Altin’s problems in some ways are the result of perceptions in Austria that Turks — among the largest groups of migrants to the country — refuse to assimilate even decades after arriving. Such fears are part of larger Europe-wide concerns that migrants represent a threat to the continent’s values.
But a law banning dual nationality in most cases and requiring new Austrian citizens to relinquish their old passports upon naturalization may be punishing the wrong person. Other residents of the village of Ehrwald consider Altin, a Turkish Kurd, one of their own.
The burly 50-year old is as much at home on skis or on mountain tours as anyone else. And although he remains nominally Muslim, Altin’s six children — from marriages to an Austrian and then a German wife — are Catholics who don’t speak Turkish.

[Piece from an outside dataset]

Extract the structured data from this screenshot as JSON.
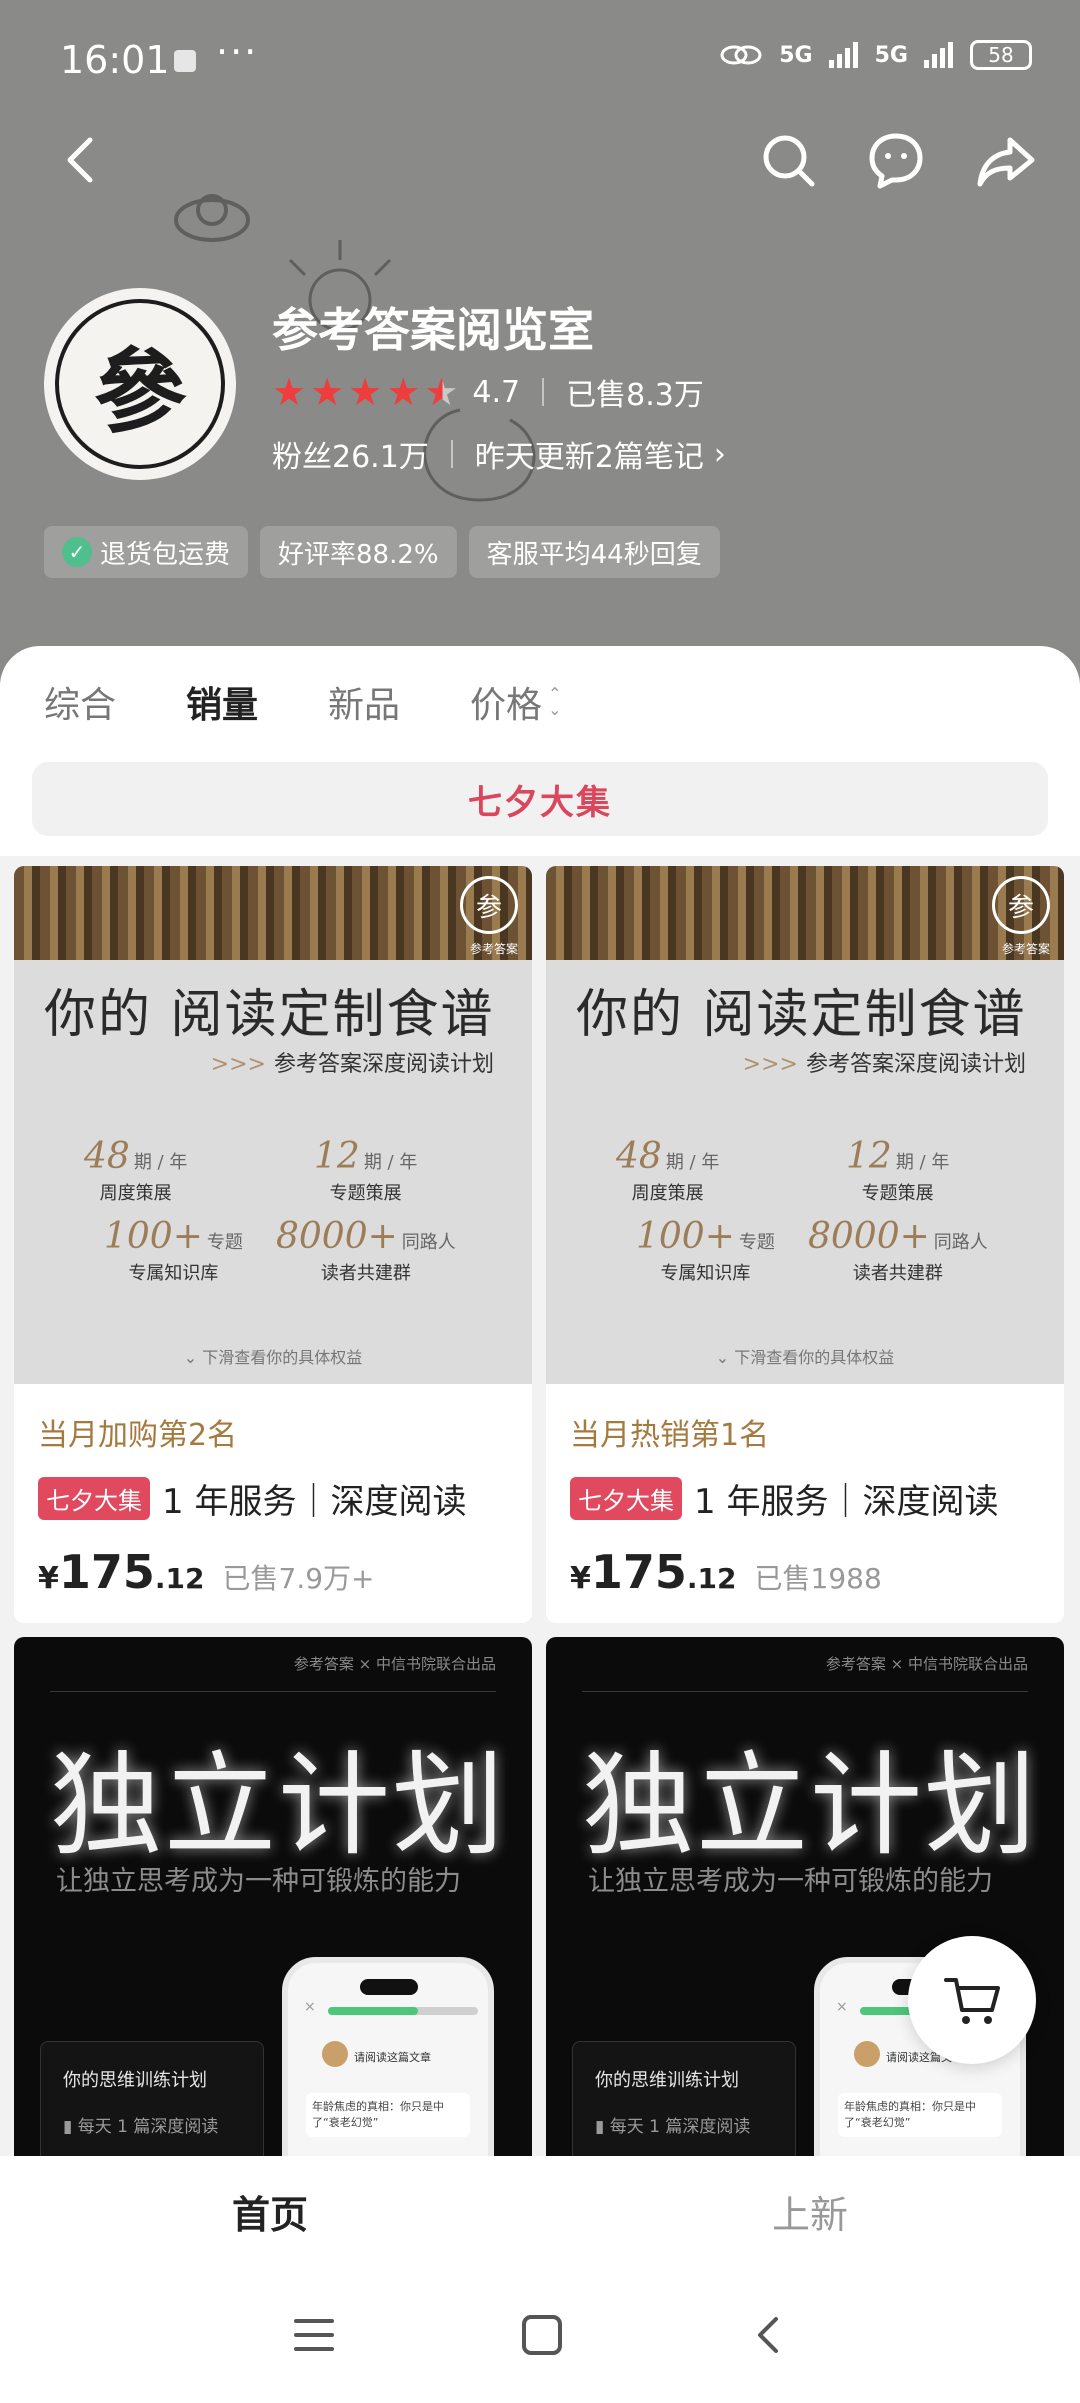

Instead of a law-breaker, Altin says he is a victim. He says Turkish authorities didn’t act on requests to cancel his citizenship. But the government of Tyrol province has ruled against him, dismissing documents that appear to support his case that Turkey is responsible for the mix-up.
Proponents of the crackdown on illegal double passport holders have used the results of an April referendum in Turkey that expanded President Recep Tayyip Erdogan’s powers to argue that many Turks reject the European Union’s democratic ideals. More than 70 percent of Austrian Turks who voted backed the referendum.
While overall Austrian statistics are unavailable, officials in Tyrol say about 30 people — most of them Turks — have been stripped of their Austrian citizenship annually over the past few years for…